Collected data:
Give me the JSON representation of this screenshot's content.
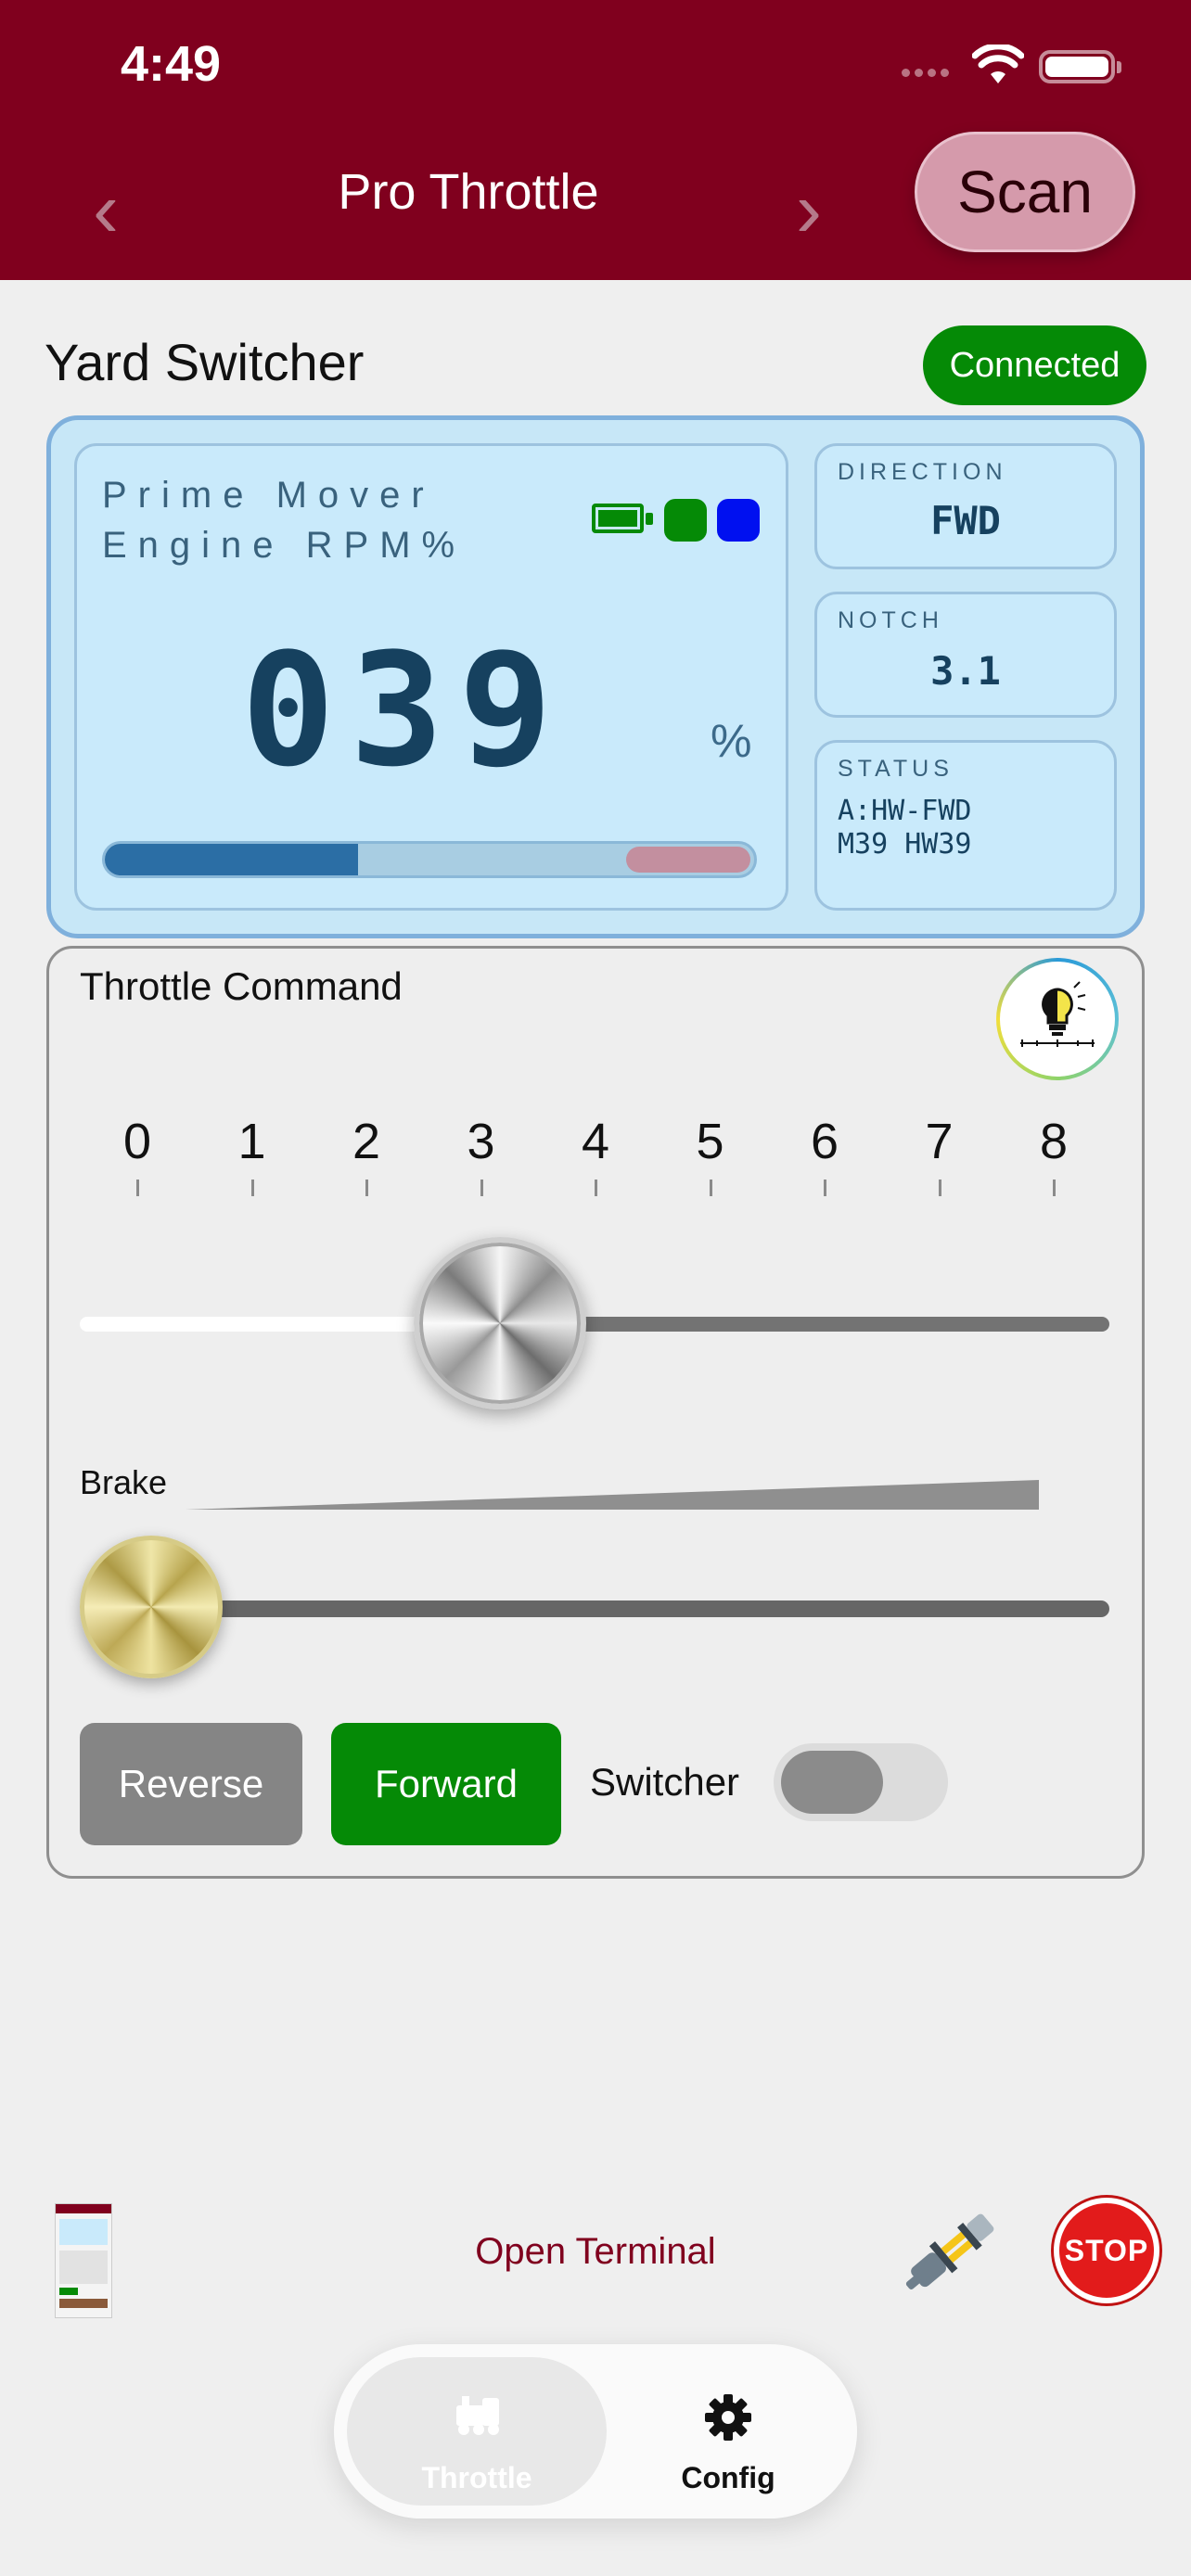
{
  "status_bar": {
    "time": "4:49"
  },
  "nav": {
    "back": "‹",
    "title": "Pro Throttle",
    "forward": "›",
    "scan_label": "Scan"
  },
  "loco": {
    "name": "Yard Switcher",
    "connection": "Connected"
  },
  "display": {
    "rpm_label_line1": "Prime Mover",
    "rpm_label_line2": "Engine RPM%",
    "rpm_value": "039",
    "rpm_unit": "%",
    "rpm_fraction": 0.39,
    "direction_label": "DIRECTION",
    "direction_value": "FWD",
    "notch_label": "NOTCH",
    "notch_value": "3.1",
    "status_label": "STATUS",
    "status_line1": "A:HW-FWD",
    "status_line2": "M39 HW39"
  },
  "throttle": {
    "title": "Throttle Command",
    "ticks": [
      "0",
      "1",
      "2",
      "3",
      "4",
      "5",
      "6",
      "7",
      "8"
    ],
    "value": 3.1,
    "brake_label": "Brake",
    "brake_value": 0,
    "reverse_label": "Reverse",
    "forward_label": "Forward",
    "switcher_label": "Switcher",
    "switcher_on": false
  },
  "bottom": {
    "terminal_link": "Open Terminal",
    "stop_label": "STOP"
  },
  "tabs": [
    {
      "label": "Throttle",
      "icon": "train-icon",
      "active": true
    },
    {
      "label": "Config",
      "icon": "gear-icon",
      "active": false
    }
  ],
  "colors": {
    "header": "#80001e",
    "connected": "#058a06",
    "forward": "#058a06",
    "display_bg": "#c9eafb"
  }
}
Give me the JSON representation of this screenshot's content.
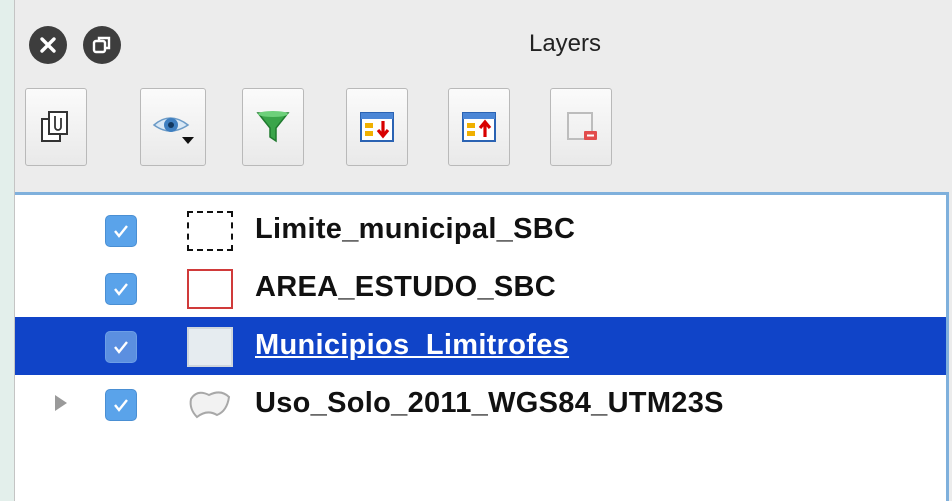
{
  "window": {
    "title": "Layers"
  },
  "toolbar": {
    "buttons": [
      {
        "name": "add-group-button",
        "icon": "add-group-icon"
      },
      {
        "name": "manage-visibility-button",
        "icon": "eye-icon"
      },
      {
        "name": "filter-legend-button",
        "icon": "funnel-icon"
      },
      {
        "name": "expand-all-button",
        "icon": "expand-all-icon"
      },
      {
        "name": "collapse-all-button",
        "icon": "collapse-all-icon"
      },
      {
        "name": "remove-layer-button",
        "icon": "remove-layer-icon"
      }
    ]
  },
  "layers": [
    {
      "label": "Limite_municipal_SBC",
      "checked": true,
      "symbol": "dashed-square",
      "expandable": false,
      "selected": false
    },
    {
      "label": "AREA_ESTUDO_SBC",
      "checked": true,
      "symbol": "red-outline-square",
      "expandable": false,
      "selected": false
    },
    {
      "label": "Municipios_Limitrofes",
      "checked": true,
      "symbol": "grey-fill-square",
      "expandable": false,
      "selected": true
    },
    {
      "label": "Uso_Solo_2011_WGS84_UTM23S",
      "checked": true,
      "symbol": "polygon-shape",
      "expandable": true,
      "selected": false
    }
  ],
  "colors": {
    "selection": "#1044c8",
    "checkbox": "#5aa3ea",
    "focus_border": "#7fb0dc"
  }
}
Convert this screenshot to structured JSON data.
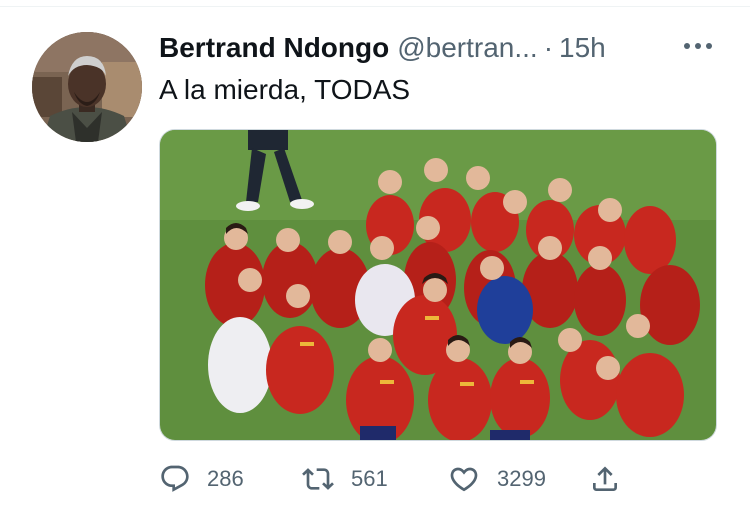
{
  "tweet": {
    "author": {
      "display_name": "Bertrand Ndongo",
      "handle": "@bertran...",
      "separator": "·",
      "time": "15h"
    },
    "text": "A la mierda, TODAS",
    "actions": {
      "reply_count": "286",
      "retweet_count": "561",
      "like_count": "3299"
    }
  },
  "icons": {
    "more": "more-horizontal-icon",
    "reply": "reply-icon",
    "retweet": "retweet-icon",
    "like": "heart-icon",
    "share": "share-icon"
  },
  "colors": {
    "secondary_text": "#536471",
    "primary_text": "#0f1419",
    "divider": "#eff3f4",
    "pitch_green": "#5f8f3e",
    "kit_red": "#c8281f"
  }
}
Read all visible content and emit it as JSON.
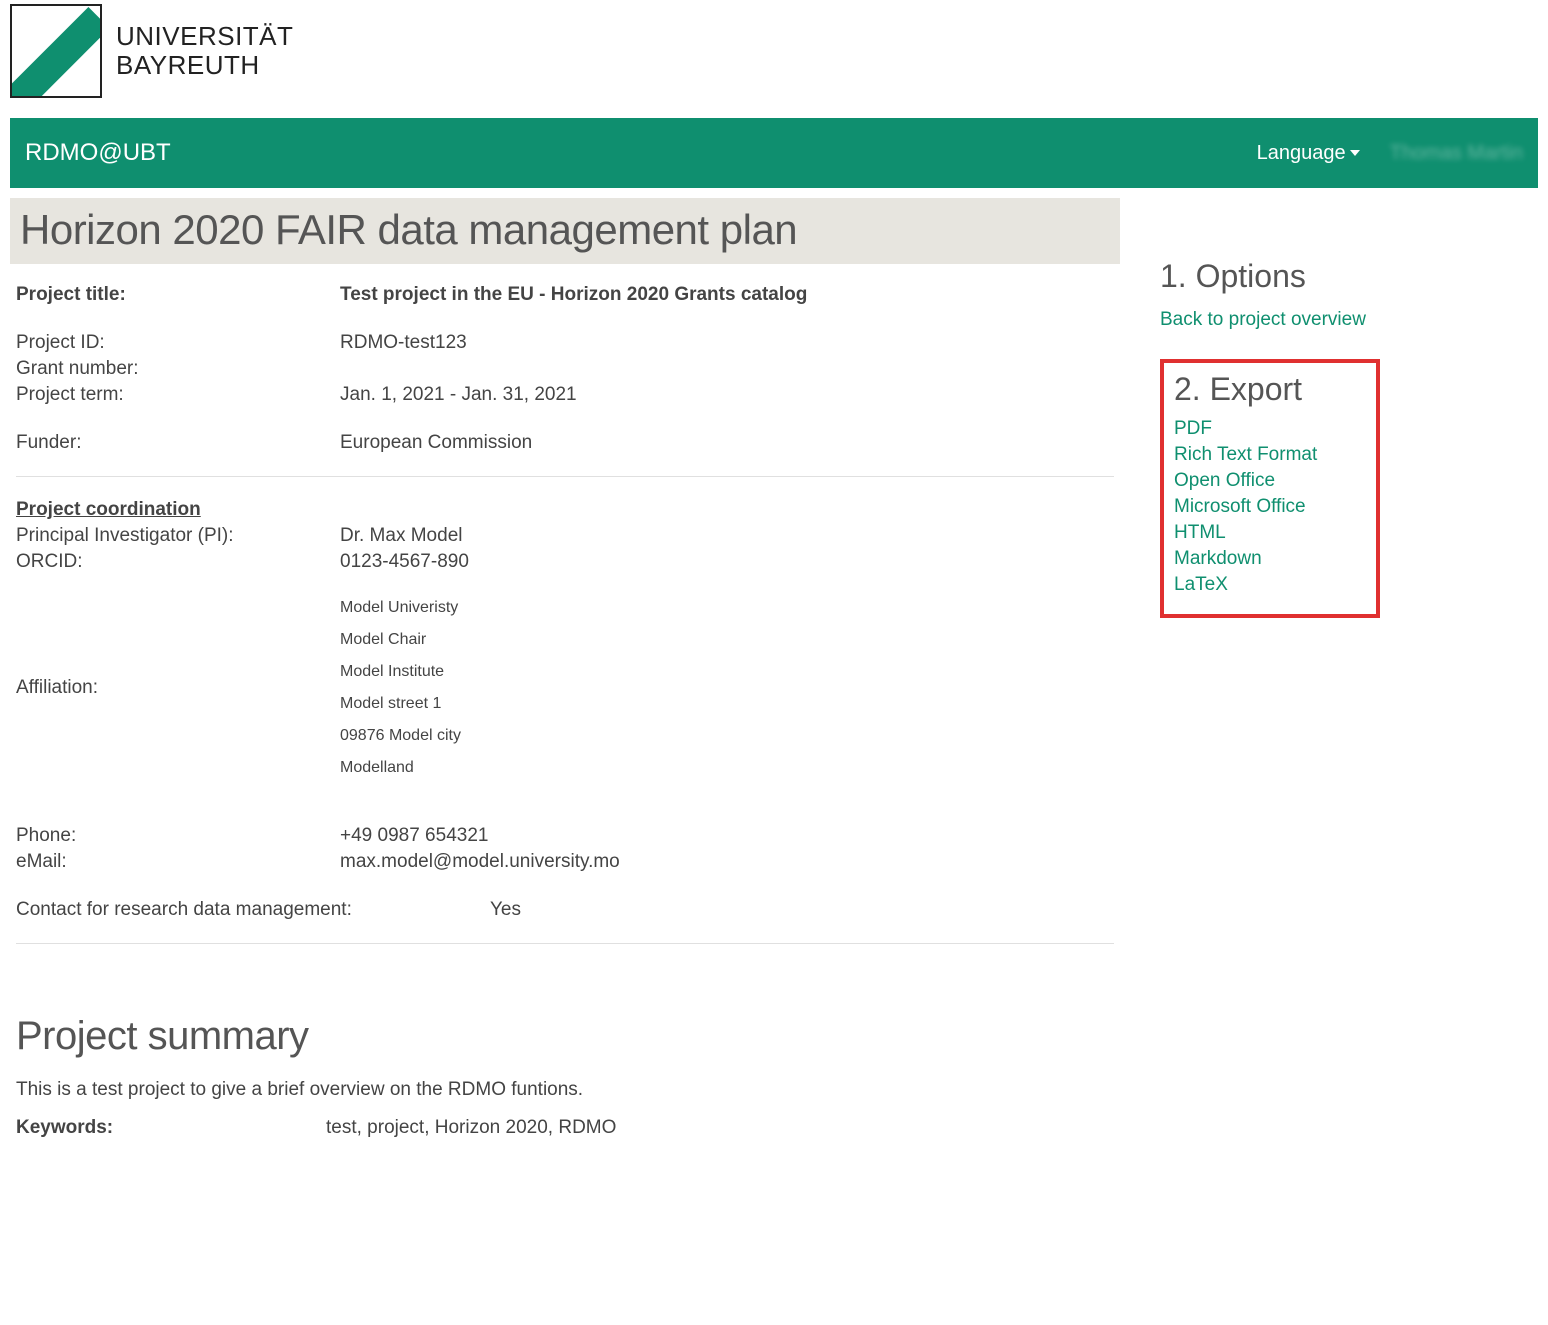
{
  "logo": {
    "line1": "UNIVERSITÄT",
    "line2": "BAYREUTH"
  },
  "navbar": {
    "brand": "RDMO@UBT",
    "language_label": "Language",
    "user_placeholder": "Thomas Martin"
  },
  "page_title": "Horizon 2020 FAIR data management plan",
  "project": {
    "title_label": "Project title:",
    "title_value": "Test project in the EU - Horizon 2020 Grants catalog",
    "id_label": "Project ID:",
    "id_value": "RDMO-test123",
    "grant_label": "Grant number:",
    "grant_value": "",
    "term_label": "Project term:",
    "term_value": "Jan. 1, 2021 - Jan. 31, 2021",
    "funder_label": "Funder:",
    "funder_value": "European Commission"
  },
  "coordination": {
    "heading": "Project coordination",
    "pi_label": "Principal Investigator (PI):",
    "pi_value": "Dr. Max Model",
    "orcid_label": "ORCID:",
    "orcid_value": "0123-4567-890",
    "affiliation_label": "Affiliation:",
    "affiliation": {
      "uni": "Model Univeristy",
      "chair": "Model Chair",
      "institute": "Model Institute",
      "street": "Model street 1",
      "city": "09876 Model city",
      "country": "Modelland"
    },
    "phone_label": "Phone:",
    "phone_value": "+49 0987 654321",
    "email_label": "eMail:",
    "email_value": "max.model@model.university.mo",
    "contact_rdm_label": "Contact for research data management:",
    "contact_rdm_value": "Yes"
  },
  "summary": {
    "heading": "Project summary",
    "body": "This is a test project to give a brief overview on the RDMO funtions.",
    "keywords_label": "Keywords:",
    "keywords_value": "test, project, Horizon 2020, RDMO"
  },
  "sidebar": {
    "options_heading": "1.  Options",
    "back_link": "Back to project overview",
    "export_heading": "2.  Export",
    "export_formats": [
      "PDF",
      "Rich Text Format",
      "Open Office",
      "Microsoft Office",
      "HTML",
      "Markdown",
      "LaTeX"
    ]
  }
}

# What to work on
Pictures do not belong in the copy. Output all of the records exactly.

# Output below
Give me the JSON representation of this screenshot's content.
{
  "status_bar": {
    "time": "4:49"
  },
  "nav": {
    "back": "‹",
    "title": "Pro Throttle",
    "forward": "›",
    "scan_label": "Scan"
  },
  "loco": {
    "name": "Yard Switcher",
    "connection": "Connected"
  },
  "display": {
    "rpm_label_line1": "Prime Mover",
    "rpm_label_line2": "Engine RPM%",
    "rpm_value": "039",
    "rpm_unit": "%",
    "rpm_fraction": 0.39,
    "direction_label": "DIRECTION",
    "direction_value": "FWD",
    "notch_label": "NOTCH",
    "notch_value": "3.1",
    "status_label": "STATUS",
    "status_line1": "A:HW-FWD",
    "status_line2": "M39 HW39"
  },
  "throttle": {
    "title": "Throttle Command",
    "ticks": [
      "0",
      "1",
      "2",
      "3",
      "4",
      "5",
      "6",
      "7",
      "8"
    ],
    "value": 3.1,
    "brake_label": "Brake",
    "brake_value": 0,
    "reverse_label": "Reverse",
    "forward_label": "Forward",
    "switcher_label": "Switcher",
    "switcher_on": false
  },
  "bottom": {
    "terminal_link": "Open Terminal",
    "stop_label": "STOP"
  },
  "tabs": [
    {
      "label": "Throttle",
      "icon": "train-icon",
      "active": true
    },
    {
      "label": "Config",
      "icon": "gear-icon",
      "active": false
    }
  ],
  "colors": {
    "header": "#80001e",
    "connected": "#058a06",
    "forward": "#058a06",
    "display_bg": "#c9eafb"
  }
}
Give me the JSON representation of this screenshot's content.
{
  "window": {
    "title": "Layers"
  },
  "toolbar": {
    "buttons": [
      {
        "name": "add-group-button",
        "icon": "add-group-icon"
      },
      {
        "name": "manage-visibility-button",
        "icon": "eye-icon"
      },
      {
        "name": "filter-legend-button",
        "icon": "funnel-icon"
      },
      {
        "name": "expand-all-button",
        "icon": "expand-all-icon"
      },
      {
        "name": "collapse-all-button",
        "icon": "collapse-all-icon"
      },
      {
        "name": "remove-layer-button",
        "icon": "remove-layer-icon"
      }
    ]
  },
  "layers": [
    {
      "label": "Limite_municipal_SBC",
      "checked": true,
      "symbol": "dashed-square",
      "expandable": false,
      "selected": false
    },
    {
      "label": "AREA_ESTUDO_SBC",
      "checked": true,
      "symbol": "red-outline-square",
      "expandable": false,
      "selected": false
    },
    {
      "label": "Municipios_Limitrofes",
      "checked": true,
      "symbol": "grey-fill-square",
      "expandable": false,
      "selected": true
    },
    {
      "label": "Uso_Solo_2011_WGS84_UTM23S",
      "checked": true,
      "symbol": "polygon-shape",
      "expandable": true,
      "selected": false
    }
  ],
  "colors": {
    "selection": "#1044c8",
    "checkbox": "#5aa3ea",
    "focus_border": "#7fb0dc"
  }
}
Convert this screenshot to structured JSON data.
{
  "tweet": {
    "author": {
      "display_name": "Bertrand Ndongo",
      "handle": "@bertran...",
      "separator": "·",
      "time": "15h"
    },
    "text": "A la mierda, TODAS",
    "actions": {
      "reply_count": "286",
      "retweet_count": "561",
      "like_count": "3299"
    }
  },
  "icons": {
    "more": "more-horizontal-icon",
    "reply": "reply-icon",
    "retweet": "retweet-icon",
    "like": "heart-icon",
    "share": "share-icon"
  },
  "colors": {
    "secondary_text": "#536471",
    "primary_text": "#0f1419",
    "divider": "#eff3f4",
    "pitch_green": "#5f8f3e",
    "kit_red": "#c8281f"
  }
}
Read all visible content and emit it as JSON.
{
  "logo": {
    "line1": "UNIVERSITÄT",
    "line2": "BAYREUTH"
  },
  "navbar": {
    "brand": "RDMO@UBT",
    "language_label": "Language",
    "user_placeholder": "Thomas Martin"
  },
  "page_title": "Horizon 2020 FAIR data management plan",
  "project": {
    "title_label": "Project title:",
    "title_value": "Test project in the EU - Horizon 2020 Grants catalog",
    "id_label": "Project ID:",
    "id_value": "RDMO-test123",
    "grant_label": "Grant number:",
    "grant_value": "",
    "term_label": "Project term:",
    "term_value": "Jan. 1, 2021 - Jan. 31, 2021",
    "funder_label": "Funder:",
    "funder_value": "European Commission"
  },
  "coordination": {
    "heading": "Project coordination",
    "pi_label": "Principal Investigator (PI):",
    "pi_value": "Dr. Max Model",
    "orcid_label": "ORCID:",
    "orcid_value": "0123-4567-890",
    "affiliation_label": "Affiliation:",
    "affiliation": {
      "uni": "Model Univeristy",
      "chair": "Model Chair",
      "institute": "Model Institute",
      "street": "Model street 1",
      "city": "09876 Model city",
      "country": "Modelland"
    },
    "phone_label": "Phone:",
    "phone_value": "+49 0987 654321",
    "email_label": "eMail:",
    "email_value": "max.model@model.university.mo",
    "contact_rdm_label": "Contact for research data management:",
    "contact_rdm_value": "Yes"
  },
  "summary": {
    "heading": "Project summary",
    "body": "This is a test project to give a brief overview on the RDMO funtions.",
    "keywords_label": "Keywords:",
    "keywords_value": "test, project, Horizon 2020, RDMO"
  },
  "sidebar": {
    "options_heading": "1.  Options",
    "back_link": "Back to project overview",
    "export_heading": "2.  Export",
    "export_formats": [
      "PDF",
      "Rich Text Format",
      "Open Office",
      "Microsoft Office",
      "HTML",
      "Markdown",
      "LaTeX"
    ]
  }
}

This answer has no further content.